Another Friday, another post on tikkun olam – to repair the world. Remember, you don’t have to finish the job, but it is your responsibility to start.
What action did you take this week, big or little, to make a difference?
I spent several days over the last two weeks in religious services for the High Holy Days of Rosh Hashanah and Yom Kippur. These holidays mark the beginning of the Jewish New Year and the Day of Atonement.
I sat or stood, for hours at a time, sometimes praying, most times going off on my own. I wondered where the year went and how I could make both the coming year and me a better one. In short, how I could make a difference.
Like in all religious services, I imagine, we were a captive audience for rousing sermons by a chorus of passionate clergy. And if you’re a perpetual student like me, you relish those opportunities, when the sermon givers are good, to engage deeply in challenging intellectual ideas.
This season virtually all the rabbis talked about community. How our country, and the world, is going through a difficult, frightening time. How we have to remember that we have a home in our faith community and that with a little effort and involvement we can find friends and a place in the group.
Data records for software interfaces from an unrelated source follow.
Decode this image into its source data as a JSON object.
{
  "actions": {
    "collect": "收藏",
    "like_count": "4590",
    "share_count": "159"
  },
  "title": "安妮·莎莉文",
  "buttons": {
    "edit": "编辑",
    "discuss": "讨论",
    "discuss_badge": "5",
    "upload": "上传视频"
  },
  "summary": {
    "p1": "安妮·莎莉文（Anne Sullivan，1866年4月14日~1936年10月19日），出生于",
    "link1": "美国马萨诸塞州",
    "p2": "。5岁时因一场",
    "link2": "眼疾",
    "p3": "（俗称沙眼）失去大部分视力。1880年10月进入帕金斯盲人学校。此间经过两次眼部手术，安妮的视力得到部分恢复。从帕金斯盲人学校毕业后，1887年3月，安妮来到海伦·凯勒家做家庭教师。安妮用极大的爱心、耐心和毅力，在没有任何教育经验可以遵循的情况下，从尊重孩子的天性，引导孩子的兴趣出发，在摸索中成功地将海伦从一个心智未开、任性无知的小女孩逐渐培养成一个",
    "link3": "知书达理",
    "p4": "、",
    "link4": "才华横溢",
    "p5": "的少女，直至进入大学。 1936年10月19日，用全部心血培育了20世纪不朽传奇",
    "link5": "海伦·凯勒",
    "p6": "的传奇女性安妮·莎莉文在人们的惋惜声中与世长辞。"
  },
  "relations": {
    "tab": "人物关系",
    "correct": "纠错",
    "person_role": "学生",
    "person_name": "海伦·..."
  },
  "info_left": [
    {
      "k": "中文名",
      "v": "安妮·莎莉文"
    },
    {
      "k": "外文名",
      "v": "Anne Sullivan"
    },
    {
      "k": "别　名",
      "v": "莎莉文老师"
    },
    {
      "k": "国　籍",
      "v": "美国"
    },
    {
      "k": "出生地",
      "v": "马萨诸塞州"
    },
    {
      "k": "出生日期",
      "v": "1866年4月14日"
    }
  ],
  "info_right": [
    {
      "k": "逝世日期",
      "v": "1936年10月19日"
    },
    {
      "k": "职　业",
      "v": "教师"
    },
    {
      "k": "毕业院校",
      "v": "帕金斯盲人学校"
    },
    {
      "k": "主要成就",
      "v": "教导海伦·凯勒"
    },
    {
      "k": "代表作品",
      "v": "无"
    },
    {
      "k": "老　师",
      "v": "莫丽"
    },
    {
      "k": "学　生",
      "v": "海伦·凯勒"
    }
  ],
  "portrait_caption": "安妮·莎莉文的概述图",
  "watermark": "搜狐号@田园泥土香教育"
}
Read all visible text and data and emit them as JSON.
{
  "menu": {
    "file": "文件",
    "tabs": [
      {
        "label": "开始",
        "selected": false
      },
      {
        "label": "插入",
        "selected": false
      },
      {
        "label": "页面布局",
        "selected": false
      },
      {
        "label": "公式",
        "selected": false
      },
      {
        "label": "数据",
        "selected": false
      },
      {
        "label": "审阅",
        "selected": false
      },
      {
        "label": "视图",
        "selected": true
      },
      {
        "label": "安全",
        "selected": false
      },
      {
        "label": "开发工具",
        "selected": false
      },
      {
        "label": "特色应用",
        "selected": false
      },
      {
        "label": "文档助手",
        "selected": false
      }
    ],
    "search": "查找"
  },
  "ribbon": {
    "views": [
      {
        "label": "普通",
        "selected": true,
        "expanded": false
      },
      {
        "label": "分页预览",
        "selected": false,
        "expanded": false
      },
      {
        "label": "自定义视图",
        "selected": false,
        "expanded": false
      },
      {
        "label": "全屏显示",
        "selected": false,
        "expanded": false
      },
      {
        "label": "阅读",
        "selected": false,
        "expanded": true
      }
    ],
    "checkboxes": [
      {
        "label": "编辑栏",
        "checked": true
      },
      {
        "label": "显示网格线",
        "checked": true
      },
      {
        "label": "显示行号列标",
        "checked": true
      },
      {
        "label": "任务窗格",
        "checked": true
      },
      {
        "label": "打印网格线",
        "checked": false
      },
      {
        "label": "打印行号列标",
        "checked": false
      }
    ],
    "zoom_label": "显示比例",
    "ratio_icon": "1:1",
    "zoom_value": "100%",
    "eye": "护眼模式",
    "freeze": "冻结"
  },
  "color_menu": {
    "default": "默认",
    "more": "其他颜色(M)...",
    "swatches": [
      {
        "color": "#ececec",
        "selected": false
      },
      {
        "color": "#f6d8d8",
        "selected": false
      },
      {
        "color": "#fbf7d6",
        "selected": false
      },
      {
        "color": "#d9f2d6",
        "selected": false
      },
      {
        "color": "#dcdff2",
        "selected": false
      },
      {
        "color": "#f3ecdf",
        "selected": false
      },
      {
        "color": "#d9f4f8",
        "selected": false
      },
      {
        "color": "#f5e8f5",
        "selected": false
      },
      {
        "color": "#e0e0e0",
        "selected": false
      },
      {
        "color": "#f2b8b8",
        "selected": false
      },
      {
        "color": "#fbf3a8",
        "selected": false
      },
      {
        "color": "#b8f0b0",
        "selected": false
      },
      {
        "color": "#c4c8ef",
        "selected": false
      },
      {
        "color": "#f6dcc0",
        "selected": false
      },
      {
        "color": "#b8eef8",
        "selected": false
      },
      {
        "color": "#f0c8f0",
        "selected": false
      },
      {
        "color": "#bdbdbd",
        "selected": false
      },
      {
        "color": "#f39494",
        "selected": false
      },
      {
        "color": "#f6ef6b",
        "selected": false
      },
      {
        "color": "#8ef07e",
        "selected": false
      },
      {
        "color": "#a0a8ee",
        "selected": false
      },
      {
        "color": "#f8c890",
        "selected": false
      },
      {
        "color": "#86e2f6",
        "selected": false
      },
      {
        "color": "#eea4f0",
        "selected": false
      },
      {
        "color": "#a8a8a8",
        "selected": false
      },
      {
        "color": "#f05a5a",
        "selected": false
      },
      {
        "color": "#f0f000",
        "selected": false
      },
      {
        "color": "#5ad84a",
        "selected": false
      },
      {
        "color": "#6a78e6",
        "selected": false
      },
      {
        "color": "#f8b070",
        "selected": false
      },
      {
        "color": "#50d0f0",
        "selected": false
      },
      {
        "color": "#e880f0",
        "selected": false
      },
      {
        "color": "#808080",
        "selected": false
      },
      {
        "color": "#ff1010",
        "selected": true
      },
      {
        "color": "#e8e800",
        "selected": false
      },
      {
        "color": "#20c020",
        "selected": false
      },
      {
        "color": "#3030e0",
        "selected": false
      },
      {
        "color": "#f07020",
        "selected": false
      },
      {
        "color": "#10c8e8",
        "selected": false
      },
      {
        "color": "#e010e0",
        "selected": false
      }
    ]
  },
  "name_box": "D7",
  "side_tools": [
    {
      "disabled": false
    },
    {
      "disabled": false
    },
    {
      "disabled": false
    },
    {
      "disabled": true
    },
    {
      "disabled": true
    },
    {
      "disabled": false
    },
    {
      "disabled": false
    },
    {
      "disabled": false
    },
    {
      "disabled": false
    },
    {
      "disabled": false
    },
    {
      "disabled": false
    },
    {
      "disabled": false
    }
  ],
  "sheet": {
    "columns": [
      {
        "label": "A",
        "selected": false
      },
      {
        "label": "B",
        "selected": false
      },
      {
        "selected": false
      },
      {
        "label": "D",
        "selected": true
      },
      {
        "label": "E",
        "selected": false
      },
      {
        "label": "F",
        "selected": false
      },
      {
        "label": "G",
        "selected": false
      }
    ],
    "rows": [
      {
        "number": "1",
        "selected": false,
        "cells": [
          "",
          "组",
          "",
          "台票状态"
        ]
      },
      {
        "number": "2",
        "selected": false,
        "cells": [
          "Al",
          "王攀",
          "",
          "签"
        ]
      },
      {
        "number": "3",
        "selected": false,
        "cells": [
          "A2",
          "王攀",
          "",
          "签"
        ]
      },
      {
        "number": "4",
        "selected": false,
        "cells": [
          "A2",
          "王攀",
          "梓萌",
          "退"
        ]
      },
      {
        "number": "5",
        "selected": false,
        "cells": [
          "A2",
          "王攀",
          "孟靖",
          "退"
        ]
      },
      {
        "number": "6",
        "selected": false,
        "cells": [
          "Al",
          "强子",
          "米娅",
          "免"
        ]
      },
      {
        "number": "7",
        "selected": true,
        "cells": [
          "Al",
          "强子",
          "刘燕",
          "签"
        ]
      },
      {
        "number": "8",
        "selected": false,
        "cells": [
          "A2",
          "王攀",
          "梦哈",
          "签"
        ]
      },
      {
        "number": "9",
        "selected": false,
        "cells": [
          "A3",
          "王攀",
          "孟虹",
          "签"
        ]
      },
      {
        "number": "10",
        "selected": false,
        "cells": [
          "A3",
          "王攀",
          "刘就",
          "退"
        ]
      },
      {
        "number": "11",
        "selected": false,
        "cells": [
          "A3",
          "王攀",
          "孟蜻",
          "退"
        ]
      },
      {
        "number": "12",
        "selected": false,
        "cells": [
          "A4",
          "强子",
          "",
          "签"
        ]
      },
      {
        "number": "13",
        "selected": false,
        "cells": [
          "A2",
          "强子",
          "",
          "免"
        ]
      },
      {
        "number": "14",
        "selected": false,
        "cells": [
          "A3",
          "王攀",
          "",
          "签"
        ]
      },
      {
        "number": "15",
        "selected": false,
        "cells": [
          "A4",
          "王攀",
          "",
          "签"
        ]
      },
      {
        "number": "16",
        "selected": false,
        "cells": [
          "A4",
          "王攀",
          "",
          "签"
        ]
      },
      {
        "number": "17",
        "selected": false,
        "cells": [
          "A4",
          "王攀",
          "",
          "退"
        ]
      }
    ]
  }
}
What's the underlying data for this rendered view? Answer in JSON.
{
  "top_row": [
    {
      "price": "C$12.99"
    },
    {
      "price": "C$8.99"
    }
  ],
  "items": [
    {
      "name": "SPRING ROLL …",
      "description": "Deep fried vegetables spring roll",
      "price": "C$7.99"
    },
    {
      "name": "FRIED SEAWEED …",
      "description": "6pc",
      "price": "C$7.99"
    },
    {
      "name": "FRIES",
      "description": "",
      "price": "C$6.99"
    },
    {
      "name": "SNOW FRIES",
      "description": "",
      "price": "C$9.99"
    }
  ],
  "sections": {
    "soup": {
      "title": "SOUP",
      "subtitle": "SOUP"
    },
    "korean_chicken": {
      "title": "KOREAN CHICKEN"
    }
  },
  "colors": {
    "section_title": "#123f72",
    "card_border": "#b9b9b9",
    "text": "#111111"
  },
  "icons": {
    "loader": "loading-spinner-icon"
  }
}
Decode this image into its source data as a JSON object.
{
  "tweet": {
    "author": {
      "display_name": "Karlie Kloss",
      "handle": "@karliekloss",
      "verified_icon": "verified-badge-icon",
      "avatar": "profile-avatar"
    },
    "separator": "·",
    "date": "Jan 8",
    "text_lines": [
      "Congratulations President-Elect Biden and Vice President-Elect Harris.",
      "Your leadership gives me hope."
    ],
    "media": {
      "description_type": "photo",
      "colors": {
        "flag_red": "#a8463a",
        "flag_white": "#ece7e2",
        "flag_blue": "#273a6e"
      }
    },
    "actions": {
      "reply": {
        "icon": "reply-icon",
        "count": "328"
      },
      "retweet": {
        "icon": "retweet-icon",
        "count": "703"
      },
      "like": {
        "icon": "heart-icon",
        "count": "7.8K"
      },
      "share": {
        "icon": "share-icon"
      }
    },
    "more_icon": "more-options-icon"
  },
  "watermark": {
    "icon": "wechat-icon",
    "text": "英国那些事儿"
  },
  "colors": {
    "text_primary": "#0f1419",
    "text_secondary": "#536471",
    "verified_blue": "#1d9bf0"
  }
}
How we need to reach out to each other in ‘real time’ interaction and to understand that there’s no FaceBook or LinkedIn or MySpace that can take the place of real people.
Or as one rabbi put it, “There’s no such thing as casual community in Judaism.” Stick in your city’s name, your religion/spiritual choice, your country, your world. Same thing.
So here’s my offering for the week: an article from the food section of the New York Times, ‘Uniting Around Food to Save an Ailing Town’ by Marian Burros. It’s the story of a Vermont town where “young artisans and agricultural entrepreneurs are expanding aggressively, reaching out to investors and working together to create a collective strength never before seen in this seedbed of Yankee individualism.” The last sentence in the article states “So many things are possible with collaboration.”
Now go read the complete article and imagine a whole country pulling together like that and you’ll see where I want to put my efforts in this new year of 5769 (2008-2009). Or to paraphrase one of the rabbis yesterday as the late afternoon sun lit up the stained glass windows behind the pulpit – we need a new generation of community builders.